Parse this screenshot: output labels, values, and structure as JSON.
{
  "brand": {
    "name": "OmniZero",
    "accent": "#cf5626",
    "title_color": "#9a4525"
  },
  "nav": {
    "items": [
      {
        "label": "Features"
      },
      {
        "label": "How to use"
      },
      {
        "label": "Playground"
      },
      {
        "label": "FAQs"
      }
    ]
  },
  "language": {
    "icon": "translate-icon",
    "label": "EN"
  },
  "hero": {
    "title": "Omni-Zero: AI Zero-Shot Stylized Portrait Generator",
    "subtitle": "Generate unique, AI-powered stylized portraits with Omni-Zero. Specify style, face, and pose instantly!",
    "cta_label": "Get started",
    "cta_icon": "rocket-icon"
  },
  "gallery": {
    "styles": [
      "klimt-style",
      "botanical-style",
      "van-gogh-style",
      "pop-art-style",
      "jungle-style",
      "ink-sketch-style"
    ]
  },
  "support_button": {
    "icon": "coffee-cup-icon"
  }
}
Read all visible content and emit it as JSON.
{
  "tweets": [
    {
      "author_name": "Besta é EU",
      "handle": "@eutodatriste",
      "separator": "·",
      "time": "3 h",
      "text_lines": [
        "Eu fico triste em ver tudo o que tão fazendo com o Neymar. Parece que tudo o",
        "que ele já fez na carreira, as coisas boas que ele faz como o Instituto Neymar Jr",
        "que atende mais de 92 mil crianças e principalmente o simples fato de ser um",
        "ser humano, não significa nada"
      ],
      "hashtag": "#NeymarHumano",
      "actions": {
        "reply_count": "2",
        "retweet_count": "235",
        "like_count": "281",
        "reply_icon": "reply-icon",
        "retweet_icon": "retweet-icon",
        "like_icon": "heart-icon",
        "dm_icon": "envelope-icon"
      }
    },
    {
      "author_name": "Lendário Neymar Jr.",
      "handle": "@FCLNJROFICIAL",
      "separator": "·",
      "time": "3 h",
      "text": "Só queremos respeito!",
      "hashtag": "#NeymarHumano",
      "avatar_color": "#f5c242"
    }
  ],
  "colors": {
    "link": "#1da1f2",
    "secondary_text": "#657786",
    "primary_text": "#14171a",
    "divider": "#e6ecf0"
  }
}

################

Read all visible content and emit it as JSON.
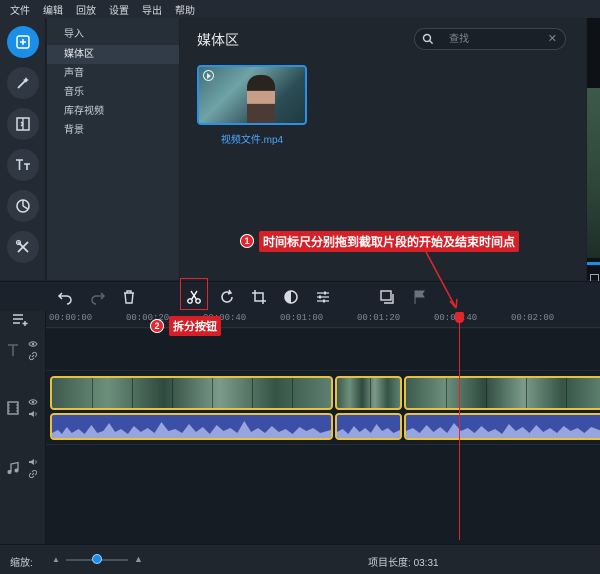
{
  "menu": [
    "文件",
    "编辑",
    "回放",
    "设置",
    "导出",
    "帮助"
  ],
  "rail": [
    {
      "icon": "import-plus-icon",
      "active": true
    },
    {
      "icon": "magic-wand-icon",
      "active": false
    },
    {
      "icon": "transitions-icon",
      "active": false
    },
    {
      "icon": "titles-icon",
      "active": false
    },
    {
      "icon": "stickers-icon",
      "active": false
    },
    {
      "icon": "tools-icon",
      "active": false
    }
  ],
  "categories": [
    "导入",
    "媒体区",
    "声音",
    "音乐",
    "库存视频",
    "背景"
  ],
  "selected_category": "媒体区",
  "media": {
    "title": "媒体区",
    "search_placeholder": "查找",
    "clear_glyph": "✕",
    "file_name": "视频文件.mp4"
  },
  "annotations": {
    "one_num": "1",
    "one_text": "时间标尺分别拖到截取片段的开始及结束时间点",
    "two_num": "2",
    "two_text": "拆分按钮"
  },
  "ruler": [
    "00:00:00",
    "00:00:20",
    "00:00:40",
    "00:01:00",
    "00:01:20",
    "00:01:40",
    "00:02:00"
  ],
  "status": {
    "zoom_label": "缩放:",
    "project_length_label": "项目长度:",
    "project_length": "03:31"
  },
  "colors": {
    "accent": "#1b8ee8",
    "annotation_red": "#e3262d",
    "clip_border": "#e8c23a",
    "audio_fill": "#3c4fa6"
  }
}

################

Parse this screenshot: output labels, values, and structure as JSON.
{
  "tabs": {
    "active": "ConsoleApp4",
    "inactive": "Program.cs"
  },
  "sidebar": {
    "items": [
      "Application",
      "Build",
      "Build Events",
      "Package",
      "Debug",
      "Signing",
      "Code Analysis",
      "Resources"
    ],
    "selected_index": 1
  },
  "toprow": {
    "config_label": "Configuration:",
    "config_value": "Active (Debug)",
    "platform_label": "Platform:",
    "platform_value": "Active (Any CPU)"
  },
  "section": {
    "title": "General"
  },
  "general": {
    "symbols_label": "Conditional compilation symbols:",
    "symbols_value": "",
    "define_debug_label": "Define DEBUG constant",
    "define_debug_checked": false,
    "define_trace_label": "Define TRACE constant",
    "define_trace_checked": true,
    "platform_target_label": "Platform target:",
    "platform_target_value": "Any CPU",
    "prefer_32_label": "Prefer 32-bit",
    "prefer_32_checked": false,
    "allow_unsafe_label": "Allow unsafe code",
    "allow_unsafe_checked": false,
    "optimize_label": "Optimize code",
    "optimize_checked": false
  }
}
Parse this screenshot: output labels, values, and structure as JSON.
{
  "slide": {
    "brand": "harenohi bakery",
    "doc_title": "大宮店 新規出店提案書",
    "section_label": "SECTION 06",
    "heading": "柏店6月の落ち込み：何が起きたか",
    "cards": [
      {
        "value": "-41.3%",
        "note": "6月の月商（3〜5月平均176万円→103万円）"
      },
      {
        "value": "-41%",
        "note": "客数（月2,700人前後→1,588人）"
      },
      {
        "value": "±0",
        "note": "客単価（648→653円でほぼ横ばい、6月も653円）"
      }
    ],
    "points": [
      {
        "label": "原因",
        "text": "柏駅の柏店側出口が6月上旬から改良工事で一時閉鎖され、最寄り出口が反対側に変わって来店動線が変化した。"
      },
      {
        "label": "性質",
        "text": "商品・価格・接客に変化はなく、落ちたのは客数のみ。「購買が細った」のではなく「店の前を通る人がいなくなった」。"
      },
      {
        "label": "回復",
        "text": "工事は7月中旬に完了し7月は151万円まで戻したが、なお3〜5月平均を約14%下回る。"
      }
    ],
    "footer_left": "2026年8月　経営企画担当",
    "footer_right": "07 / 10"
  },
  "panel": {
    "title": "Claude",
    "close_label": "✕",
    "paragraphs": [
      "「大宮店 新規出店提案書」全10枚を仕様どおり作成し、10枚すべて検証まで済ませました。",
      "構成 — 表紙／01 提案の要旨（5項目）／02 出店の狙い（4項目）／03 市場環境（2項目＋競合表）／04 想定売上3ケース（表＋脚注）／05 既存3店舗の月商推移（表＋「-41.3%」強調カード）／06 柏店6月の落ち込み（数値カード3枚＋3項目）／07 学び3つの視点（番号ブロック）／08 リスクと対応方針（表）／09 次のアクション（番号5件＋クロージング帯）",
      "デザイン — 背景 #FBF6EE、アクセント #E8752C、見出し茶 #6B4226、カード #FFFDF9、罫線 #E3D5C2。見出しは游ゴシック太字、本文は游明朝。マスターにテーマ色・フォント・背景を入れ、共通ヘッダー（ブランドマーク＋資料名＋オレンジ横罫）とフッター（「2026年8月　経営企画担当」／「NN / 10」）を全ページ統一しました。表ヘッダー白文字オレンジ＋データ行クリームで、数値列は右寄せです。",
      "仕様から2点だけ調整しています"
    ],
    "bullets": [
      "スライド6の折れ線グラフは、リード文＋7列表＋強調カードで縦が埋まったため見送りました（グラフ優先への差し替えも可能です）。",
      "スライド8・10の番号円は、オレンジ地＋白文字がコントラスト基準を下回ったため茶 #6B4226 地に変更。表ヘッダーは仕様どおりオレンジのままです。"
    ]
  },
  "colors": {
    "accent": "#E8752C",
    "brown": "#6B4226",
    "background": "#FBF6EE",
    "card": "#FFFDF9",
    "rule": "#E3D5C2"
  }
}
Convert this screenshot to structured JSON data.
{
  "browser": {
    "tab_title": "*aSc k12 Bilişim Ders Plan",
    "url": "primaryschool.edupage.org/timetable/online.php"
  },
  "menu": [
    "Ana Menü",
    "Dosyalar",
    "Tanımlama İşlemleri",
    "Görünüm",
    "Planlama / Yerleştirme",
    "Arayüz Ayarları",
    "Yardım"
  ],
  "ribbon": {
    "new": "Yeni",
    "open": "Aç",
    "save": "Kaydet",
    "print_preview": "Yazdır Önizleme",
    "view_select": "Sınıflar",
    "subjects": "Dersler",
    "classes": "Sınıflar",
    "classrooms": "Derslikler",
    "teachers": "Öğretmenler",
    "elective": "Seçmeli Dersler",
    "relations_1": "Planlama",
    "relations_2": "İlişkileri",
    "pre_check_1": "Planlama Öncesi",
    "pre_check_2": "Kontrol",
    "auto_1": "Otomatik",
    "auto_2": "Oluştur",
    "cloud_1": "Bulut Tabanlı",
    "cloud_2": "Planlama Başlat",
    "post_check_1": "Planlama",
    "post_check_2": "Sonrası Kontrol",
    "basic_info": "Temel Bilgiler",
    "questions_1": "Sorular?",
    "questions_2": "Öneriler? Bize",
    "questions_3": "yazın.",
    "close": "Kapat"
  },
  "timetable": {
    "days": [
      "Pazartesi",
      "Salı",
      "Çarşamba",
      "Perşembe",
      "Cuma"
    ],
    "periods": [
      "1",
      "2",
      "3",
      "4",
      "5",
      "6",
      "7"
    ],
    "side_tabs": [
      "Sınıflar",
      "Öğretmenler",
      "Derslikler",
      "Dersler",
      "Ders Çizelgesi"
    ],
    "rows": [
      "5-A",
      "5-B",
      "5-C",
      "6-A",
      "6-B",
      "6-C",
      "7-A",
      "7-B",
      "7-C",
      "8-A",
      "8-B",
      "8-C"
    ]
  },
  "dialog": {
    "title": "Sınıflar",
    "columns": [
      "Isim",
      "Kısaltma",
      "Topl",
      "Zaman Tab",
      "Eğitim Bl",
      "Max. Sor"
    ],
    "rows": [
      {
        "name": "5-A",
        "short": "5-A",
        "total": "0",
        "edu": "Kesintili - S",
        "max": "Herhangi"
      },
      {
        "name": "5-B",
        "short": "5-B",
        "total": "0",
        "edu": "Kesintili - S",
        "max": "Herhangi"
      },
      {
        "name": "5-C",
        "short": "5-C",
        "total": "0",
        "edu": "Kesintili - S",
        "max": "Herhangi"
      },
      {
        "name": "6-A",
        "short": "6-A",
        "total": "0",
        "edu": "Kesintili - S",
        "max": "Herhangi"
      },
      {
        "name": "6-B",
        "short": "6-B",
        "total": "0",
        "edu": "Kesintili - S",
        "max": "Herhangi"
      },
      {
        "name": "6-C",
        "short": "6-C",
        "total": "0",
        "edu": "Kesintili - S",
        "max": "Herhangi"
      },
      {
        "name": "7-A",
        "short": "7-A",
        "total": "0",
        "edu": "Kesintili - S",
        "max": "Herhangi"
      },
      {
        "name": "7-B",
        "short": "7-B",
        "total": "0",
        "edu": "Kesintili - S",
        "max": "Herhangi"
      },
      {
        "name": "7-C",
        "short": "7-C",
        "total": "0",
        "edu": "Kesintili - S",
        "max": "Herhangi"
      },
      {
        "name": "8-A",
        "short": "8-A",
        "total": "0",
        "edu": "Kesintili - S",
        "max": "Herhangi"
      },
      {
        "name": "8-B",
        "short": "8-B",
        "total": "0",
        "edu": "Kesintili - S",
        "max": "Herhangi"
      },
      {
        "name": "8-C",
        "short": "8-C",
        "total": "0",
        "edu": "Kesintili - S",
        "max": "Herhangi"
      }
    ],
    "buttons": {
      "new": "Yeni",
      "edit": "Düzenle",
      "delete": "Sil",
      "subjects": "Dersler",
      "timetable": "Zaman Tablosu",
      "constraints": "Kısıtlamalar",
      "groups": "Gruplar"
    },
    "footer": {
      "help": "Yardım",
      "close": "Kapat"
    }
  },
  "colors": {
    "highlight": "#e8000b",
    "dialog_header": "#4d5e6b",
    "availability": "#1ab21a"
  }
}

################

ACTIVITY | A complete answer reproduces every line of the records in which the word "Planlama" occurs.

EXPECTED ANSWER |
    "Planlama / Yerleştirme",
    "relations_1": "Planlama",
    "pre_check_1": "Planlama Öncesi",
    "cloud_2": "Planlama Başlat",
    "post_check_1": "Planlama",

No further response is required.